--- Dataset content Enclosed Below ---

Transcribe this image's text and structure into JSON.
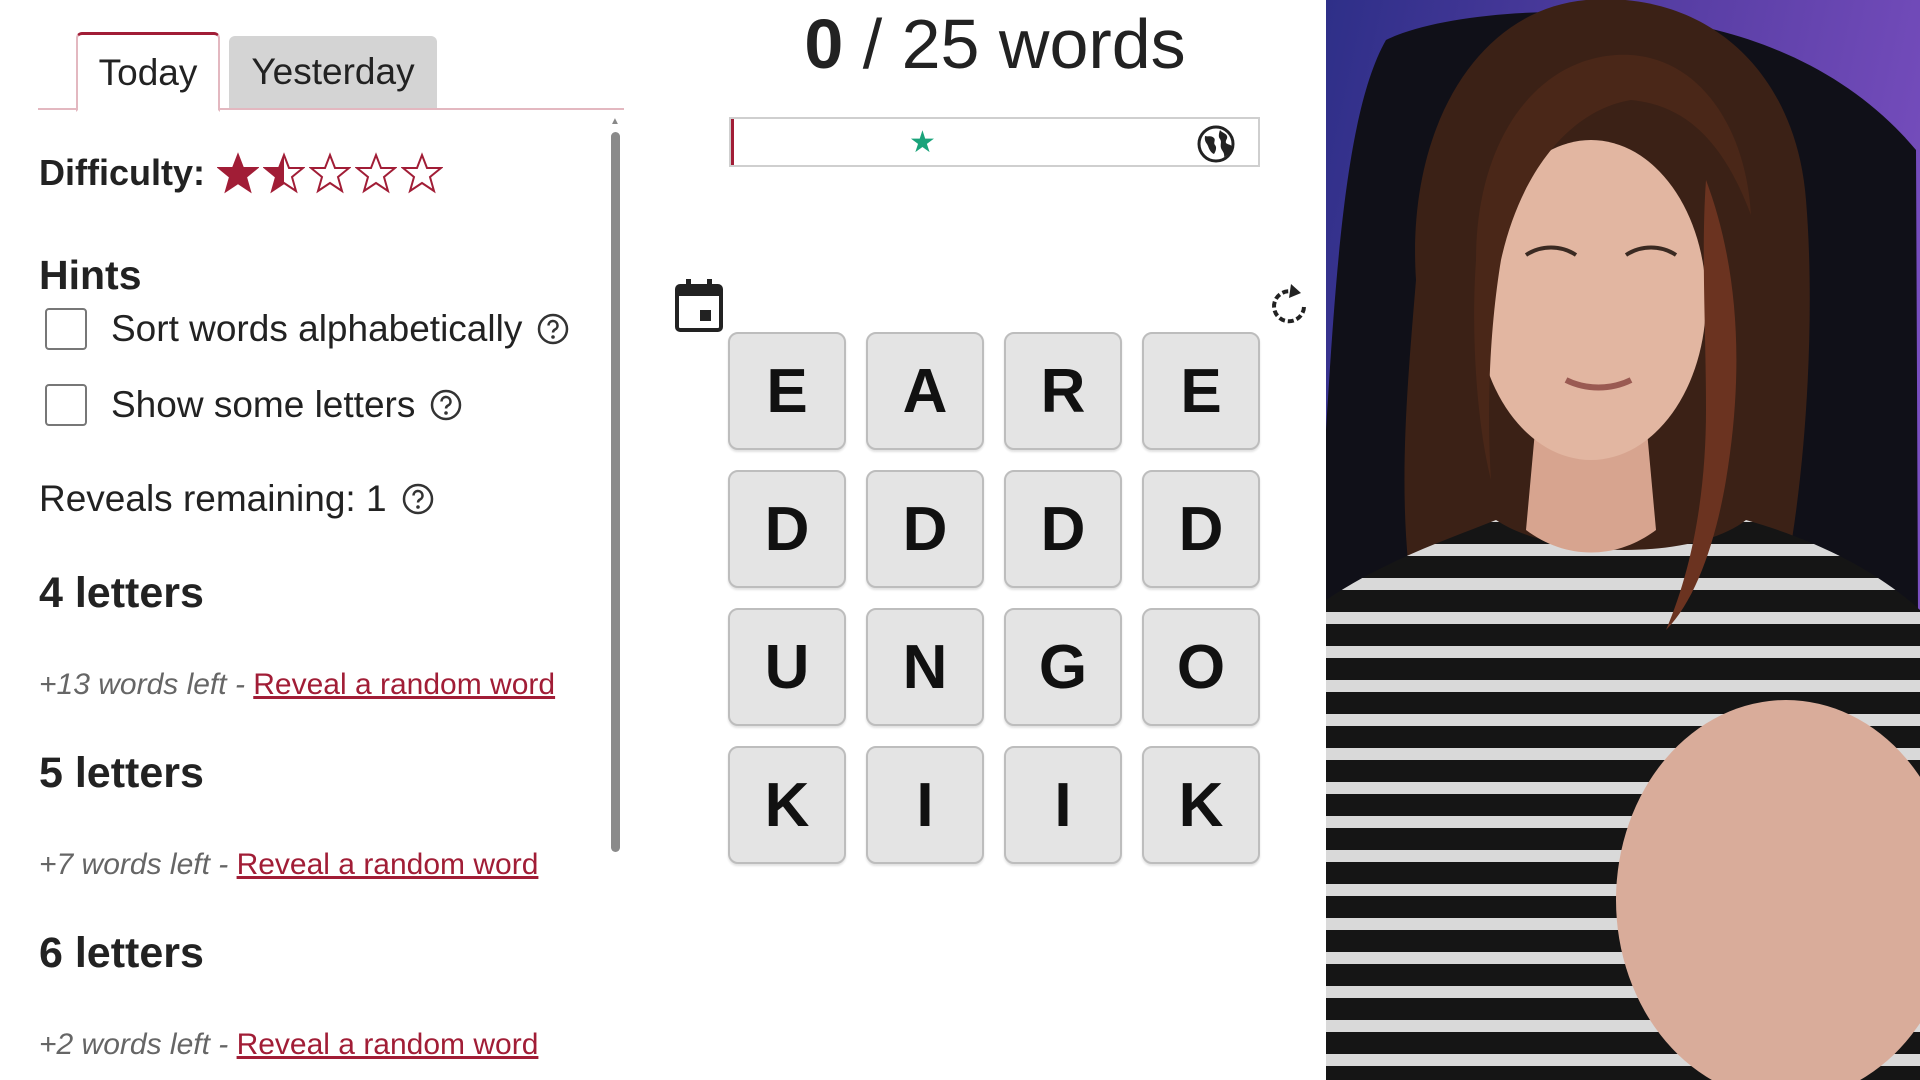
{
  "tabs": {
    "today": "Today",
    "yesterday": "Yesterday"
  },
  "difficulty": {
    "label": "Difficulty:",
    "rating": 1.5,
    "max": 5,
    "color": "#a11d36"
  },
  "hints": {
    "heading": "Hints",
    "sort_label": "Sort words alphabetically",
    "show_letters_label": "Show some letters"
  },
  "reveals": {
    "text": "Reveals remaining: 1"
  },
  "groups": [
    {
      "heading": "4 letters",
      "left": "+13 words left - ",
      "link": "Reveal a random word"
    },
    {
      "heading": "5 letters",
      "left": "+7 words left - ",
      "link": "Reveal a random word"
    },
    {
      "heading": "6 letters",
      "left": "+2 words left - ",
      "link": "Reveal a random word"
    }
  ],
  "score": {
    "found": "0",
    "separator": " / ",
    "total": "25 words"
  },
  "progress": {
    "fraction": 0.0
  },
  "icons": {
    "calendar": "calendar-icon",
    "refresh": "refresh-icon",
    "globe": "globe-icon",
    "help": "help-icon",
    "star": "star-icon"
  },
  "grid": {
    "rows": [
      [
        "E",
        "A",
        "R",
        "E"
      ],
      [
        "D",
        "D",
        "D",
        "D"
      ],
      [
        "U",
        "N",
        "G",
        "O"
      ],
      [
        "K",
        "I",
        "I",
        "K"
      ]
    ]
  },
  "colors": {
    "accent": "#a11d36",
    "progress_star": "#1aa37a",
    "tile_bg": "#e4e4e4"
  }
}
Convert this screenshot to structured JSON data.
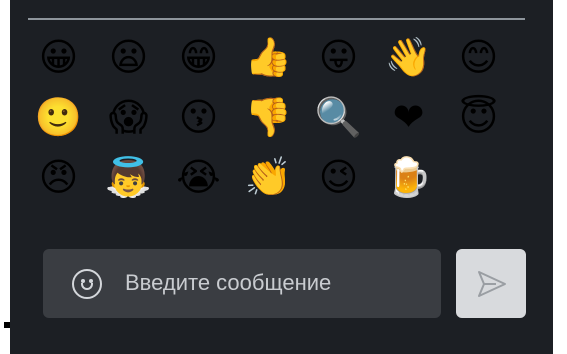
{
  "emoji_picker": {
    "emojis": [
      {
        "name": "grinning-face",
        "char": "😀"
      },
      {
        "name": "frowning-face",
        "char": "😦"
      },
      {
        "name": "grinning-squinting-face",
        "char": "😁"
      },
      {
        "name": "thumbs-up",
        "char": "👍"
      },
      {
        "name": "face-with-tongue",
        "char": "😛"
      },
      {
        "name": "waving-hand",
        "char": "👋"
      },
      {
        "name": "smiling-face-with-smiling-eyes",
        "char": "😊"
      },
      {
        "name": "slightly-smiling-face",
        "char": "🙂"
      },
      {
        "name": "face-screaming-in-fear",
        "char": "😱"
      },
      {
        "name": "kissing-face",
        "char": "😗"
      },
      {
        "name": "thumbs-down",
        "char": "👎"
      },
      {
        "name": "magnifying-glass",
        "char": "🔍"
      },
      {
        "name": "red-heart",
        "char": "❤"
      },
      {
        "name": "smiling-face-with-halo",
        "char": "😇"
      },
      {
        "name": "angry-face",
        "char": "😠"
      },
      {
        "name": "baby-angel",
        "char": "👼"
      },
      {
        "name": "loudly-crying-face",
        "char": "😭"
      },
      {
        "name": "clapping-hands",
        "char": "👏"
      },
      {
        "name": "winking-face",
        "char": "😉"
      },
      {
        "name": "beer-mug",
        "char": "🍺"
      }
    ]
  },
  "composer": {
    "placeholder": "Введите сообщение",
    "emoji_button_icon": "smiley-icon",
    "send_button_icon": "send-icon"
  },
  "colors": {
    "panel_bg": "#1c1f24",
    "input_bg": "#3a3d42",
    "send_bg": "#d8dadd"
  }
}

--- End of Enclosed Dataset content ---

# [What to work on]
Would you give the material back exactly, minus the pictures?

# [Solution to this task]
Transcribe this image's text and structure into JSON.
{
  "tabs": {
    "today": "Today",
    "yesterday": "Yesterday"
  },
  "difficulty": {
    "label": "Difficulty:",
    "rating": 1.5,
    "max": 5,
    "color": "#a11d36"
  },
  "hints": {
    "heading": "Hints",
    "sort_label": "Sort words alphabetically",
    "show_letters_label": "Show some letters"
  },
  "reveals": {
    "text": "Reveals remaining: 1"
  },
  "groups": [
    {
      "heading": "4 letters",
      "left": "+13 words left - ",
      "link": "Reveal a random word"
    },
    {
      "heading": "5 letters",
      "left": "+7 words left - ",
      "link": "Reveal a random word"
    },
    {
      "heading": "6 letters",
      "left": "+2 words left - ",
      "link": "Reveal a random word"
    }
  ],
  "score": {
    "found": "0",
    "separator": " / ",
    "total": "25 words"
  },
  "progress": {
    "fraction": 0.0
  },
  "icons": {
    "calendar": "calendar-icon",
    "refresh": "refresh-icon",
    "globe": "globe-icon",
    "help": "help-icon",
    "star": "star-icon"
  },
  "grid": {
    "rows": [
      [
        "E",
        "A",
        "R",
        "E"
      ],
      [
        "D",
        "D",
        "D",
        "D"
      ],
      [
        "U",
        "N",
        "G",
        "O"
      ],
      [
        "K",
        "I",
        "I",
        "K"
      ]
    ]
  },
  "colors": {
    "accent": "#a11d36",
    "progress_star": "#1aa37a",
    "tile_bg": "#e4e4e4"
  }
}
Convert this screenshot to structured JSON data.
{
  "emoji_picker": {
    "emojis": [
      {
        "name": "grinning-face",
        "char": "😀"
      },
      {
        "name": "frowning-face",
        "char": "😦"
      },
      {
        "name": "grinning-squinting-face",
        "char": "😁"
      },
      {
        "name": "thumbs-up",
        "char": "👍"
      },
      {
        "name": "face-with-tongue",
        "char": "😛"
      },
      {
        "name": "waving-hand",
        "char": "👋"
      },
      {
        "name": "smiling-face-with-smiling-eyes",
        "char": "😊"
      },
      {
        "name": "slightly-smiling-face",
        "char": "🙂"
      },
      {
        "name": "face-screaming-in-fear",
        "char": "😱"
      },
      {
        "name": "kissing-face",
        "char": "😗"
      },
      {
        "name": "thumbs-down",
        "char": "👎"
      },
      {
        "name": "magnifying-glass",
        "char": "🔍"
      },
      {
        "name": "red-heart",
        "char": "❤"
      },
      {
        "name": "smiling-face-with-halo",
        "char": "😇"
      },
      {
        "name": "angry-face",
        "char": "😠"
      },
      {
        "name": "baby-angel",
        "char": "👼"
      },
      {
        "name": "loudly-crying-face",
        "char": "😭"
      },
      {
        "name": "clapping-hands",
        "char": "👏"
      },
      {
        "name": "winking-face",
        "char": "😉"
      },
      {
        "name": "beer-mug",
        "char": "🍺"
      }
    ]
  },
  "composer": {
    "placeholder": "Введите сообщение",
    "emoji_button_icon": "smiley-icon",
    "send_button_icon": "send-icon"
  },
  "colors": {
    "panel_bg": "#1c1f24",
    "input_bg": "#3a3d42",
    "send_bg": "#d8dadd"
  }
}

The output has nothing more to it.